The Fact Finding Hearing

The fact finding hearing is the trial before a judge. The agency carries the burden of proving one or more of the allegations of neglect or abuse contained in the petition and also must demonstrate that the allegations constitute abuse or neglect under the law.

Evidence at the Fact Finding Hearing

At the fact finding hearing, only evidence which is material, relevant and competent may be admitted. See FCA 1046 (a). However, there are several statutory exceptions to the normal rules of evidence. Only allegations which occurred on or before the date the petition is filed may be considered by the court. Any factual allegation constituting neglect which took place after the filing date requires that the agency amend the petition.

 The agency must prove their case by a preponderance of the evidence. This is a much lower standard than child abuse charges in a criminal proceeding, which is evidence beyond a reasonable doubt.  At this stage it is important to note that it is not just a matter of the agency vs. the parent or caregiver, the attorney appointed for the child can also be a formidable adversary brining in additional evidence to bolster the agencies position.

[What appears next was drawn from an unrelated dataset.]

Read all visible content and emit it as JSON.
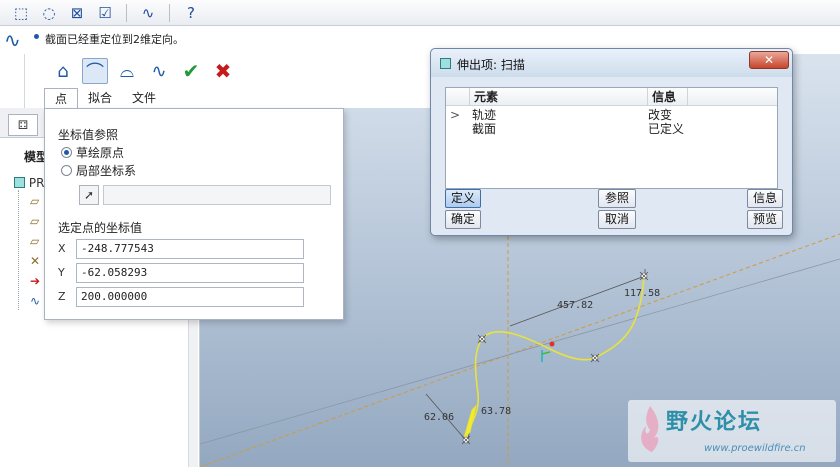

Thus it is crucial to know whether or not the attorney for the child will be advocating for or against the agency prior to the hearing.  

The Dispositional Hearing

 A dispositional hearing occurs only if there has been a finding of neglect or abuse. The purpose of a dispositional hearing is to determine how the neglect case should be resolved.  The most common option is issuing an order or protection and returning the child to the parents with supportive services in place and continued ACS supervision.  In more severe cases, the child will continue to be placed in foster care until the court is satisfied that the parents pose no further risk of harm. The parents are typically afforded the right to at least supervised visitation with the children during such period of time.

As to supportive services, the court may impose certain obligations on the parents which are intended to correct the situation which lead to the finding of neglect. Services include, but are not limited to, anger management, alcohol, drug and parenting skills classes. Arguably these services are not intended to be punitive in nature.

If the parents fail to cooperate with the recommendations, the agency can file an application to extend the placement of the children in foster care, and even file a new petition to terminate parental rights. On the opposite end, the Court could determine with the consent of the parties, that the parents have demonstrated a positive attitude and enhanced parenting skills and dismiss all findings. A similar outcome could result in a suspended judgment, whereas there is an initial finding of neglect which can be expunged after the parent has satisfactorily completed all required services.

At the dispositional hearing all parties have a right to produce evidence in support of their position. To avoid continued placement of the child, parents and caregivers should be prepared with strong evidence of rehabilitation and an ongoing positive plan for their children’s future. Reports and even testimony from various professionals are commonly utilized during this dispositional phase. The court’s final disposition will be based upon the bests interest of the child in light of the underlying neglect or abuse finding.  

At the Law Offices of David Smoren, PLLC  we have successfully handled many neglect proceedings that have resulted in the return of the child to the parent with little or no adverse consequences. On numerous occasions we have successfully convinced the New York State Office of Children and Family Service to expunge indicated reports of child abuse and neglect contained in the statewide child abuse registry. 

We understand that many cases are deserving of the service provided by the agency, but we are also aware that some of these proceeding are wrongfully brought based upon false information provided by a disgruntled a family member, friend or even a neighbor. If you have been accused of child abuse or neglect, don’t sit idle, immediate and aggressive representation can mean all the difference.

Call us today at 718 225-6700 for a free phone consultation, or to arrange for a comprehensive office consultation to discuss your options or simply post a comment or question on the contact form.